-- TASK MATERIAL follows --
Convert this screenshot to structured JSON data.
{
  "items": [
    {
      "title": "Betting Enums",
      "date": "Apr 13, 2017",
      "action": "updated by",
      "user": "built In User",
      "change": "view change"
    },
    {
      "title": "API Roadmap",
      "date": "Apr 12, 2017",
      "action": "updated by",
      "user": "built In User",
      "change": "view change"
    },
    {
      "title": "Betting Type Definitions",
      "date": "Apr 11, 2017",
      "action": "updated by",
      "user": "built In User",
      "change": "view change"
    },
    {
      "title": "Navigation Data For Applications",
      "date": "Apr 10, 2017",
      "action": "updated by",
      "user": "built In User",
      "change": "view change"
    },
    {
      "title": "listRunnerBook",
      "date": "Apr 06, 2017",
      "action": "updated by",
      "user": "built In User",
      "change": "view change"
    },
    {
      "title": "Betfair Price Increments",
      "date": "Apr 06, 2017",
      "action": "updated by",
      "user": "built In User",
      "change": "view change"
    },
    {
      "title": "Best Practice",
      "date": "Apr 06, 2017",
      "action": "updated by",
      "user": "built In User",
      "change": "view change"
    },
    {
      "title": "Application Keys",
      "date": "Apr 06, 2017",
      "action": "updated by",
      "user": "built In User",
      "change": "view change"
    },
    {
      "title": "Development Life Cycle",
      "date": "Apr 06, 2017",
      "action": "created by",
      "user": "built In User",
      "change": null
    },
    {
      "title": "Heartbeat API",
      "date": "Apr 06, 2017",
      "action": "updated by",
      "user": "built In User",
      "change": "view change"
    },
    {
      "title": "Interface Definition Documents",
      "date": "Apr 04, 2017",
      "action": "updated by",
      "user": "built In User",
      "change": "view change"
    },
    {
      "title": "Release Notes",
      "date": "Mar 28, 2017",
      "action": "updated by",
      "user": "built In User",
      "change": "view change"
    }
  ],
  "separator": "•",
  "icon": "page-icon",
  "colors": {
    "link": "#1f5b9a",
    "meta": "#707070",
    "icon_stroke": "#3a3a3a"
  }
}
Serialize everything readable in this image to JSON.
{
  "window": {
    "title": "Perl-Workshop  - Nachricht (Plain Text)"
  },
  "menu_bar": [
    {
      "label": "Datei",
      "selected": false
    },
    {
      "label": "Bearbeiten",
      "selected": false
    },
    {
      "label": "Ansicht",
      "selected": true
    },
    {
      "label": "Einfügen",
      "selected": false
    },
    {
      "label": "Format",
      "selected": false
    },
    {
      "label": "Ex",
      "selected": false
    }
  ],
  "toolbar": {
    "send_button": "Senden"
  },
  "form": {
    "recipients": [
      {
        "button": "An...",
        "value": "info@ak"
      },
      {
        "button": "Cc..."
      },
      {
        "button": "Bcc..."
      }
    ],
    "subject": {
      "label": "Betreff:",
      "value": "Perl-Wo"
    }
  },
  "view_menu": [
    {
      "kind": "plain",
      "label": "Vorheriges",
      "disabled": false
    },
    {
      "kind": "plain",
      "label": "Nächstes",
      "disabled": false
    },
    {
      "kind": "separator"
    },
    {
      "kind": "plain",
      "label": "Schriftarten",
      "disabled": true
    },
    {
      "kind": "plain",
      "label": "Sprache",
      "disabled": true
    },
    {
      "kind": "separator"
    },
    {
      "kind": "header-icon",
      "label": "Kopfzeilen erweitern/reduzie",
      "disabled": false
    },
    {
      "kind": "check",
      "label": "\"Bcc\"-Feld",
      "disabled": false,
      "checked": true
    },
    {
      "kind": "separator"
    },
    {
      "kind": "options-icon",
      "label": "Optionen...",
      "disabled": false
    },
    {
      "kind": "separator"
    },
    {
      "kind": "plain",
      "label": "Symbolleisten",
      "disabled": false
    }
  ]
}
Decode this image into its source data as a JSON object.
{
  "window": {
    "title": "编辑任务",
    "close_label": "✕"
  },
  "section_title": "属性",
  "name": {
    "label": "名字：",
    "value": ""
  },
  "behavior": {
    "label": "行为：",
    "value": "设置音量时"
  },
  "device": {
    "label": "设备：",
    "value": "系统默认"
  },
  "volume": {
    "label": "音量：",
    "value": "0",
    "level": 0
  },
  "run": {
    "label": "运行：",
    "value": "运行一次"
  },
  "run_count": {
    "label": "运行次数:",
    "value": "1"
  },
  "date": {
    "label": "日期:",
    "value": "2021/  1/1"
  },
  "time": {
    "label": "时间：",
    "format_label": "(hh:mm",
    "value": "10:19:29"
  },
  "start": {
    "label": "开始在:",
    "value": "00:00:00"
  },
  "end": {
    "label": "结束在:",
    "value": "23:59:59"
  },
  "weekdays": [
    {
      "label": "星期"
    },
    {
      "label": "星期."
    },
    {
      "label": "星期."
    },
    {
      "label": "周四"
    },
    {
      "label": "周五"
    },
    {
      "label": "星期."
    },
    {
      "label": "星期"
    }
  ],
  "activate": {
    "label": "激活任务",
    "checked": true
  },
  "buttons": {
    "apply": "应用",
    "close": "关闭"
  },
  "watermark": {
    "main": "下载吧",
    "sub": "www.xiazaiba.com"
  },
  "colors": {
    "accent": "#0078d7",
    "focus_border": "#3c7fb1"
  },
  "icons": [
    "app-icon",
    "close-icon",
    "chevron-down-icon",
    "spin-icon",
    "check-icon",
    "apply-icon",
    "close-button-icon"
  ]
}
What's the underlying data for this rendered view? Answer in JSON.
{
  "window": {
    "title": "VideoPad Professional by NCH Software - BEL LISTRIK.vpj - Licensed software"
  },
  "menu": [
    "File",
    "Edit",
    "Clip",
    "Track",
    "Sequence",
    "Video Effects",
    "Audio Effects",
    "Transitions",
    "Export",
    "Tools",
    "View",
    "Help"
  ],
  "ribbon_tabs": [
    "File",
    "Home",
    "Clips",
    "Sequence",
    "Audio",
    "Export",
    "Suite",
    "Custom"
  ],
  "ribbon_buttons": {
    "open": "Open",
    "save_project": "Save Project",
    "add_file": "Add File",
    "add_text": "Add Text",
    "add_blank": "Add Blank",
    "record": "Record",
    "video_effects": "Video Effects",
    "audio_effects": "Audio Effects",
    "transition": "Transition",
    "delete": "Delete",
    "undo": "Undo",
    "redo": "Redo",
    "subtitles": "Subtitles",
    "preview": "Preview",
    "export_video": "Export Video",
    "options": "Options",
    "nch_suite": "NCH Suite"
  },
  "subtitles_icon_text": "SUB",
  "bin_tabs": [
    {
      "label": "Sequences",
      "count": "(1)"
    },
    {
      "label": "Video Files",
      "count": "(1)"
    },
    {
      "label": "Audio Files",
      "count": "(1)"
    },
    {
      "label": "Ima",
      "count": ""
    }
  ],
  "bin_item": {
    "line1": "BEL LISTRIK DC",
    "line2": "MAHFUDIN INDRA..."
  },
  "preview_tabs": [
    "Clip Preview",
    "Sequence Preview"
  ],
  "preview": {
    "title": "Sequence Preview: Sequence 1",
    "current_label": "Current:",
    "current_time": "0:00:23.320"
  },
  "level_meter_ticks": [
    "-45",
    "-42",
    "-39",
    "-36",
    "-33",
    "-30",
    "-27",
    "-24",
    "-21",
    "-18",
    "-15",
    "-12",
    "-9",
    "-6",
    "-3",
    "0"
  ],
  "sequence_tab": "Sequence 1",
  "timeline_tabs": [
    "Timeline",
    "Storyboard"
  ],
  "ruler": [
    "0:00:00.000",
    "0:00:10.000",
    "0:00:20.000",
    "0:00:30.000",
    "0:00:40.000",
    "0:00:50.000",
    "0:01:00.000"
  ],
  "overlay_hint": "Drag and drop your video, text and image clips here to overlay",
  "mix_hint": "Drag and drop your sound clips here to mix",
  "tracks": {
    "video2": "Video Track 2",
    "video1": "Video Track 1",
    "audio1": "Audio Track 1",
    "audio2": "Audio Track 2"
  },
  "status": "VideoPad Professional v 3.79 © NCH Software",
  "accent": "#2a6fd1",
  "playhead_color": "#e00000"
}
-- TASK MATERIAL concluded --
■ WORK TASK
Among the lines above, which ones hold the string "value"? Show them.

■ OUTPUT FOR THIS EXERCISE
        "value": "info@ak"
      "value": "Perl-Wo"
    "value": ""
    "value": "设置音量时"
    "value": "系统默认"
    "value": "0",
    "value": "运行一次"
    "value": "1"
    "value": "2021/  1/1"
    "value": "10:19:29"
    "value": "00:00:00"
    "value": "23:59:59"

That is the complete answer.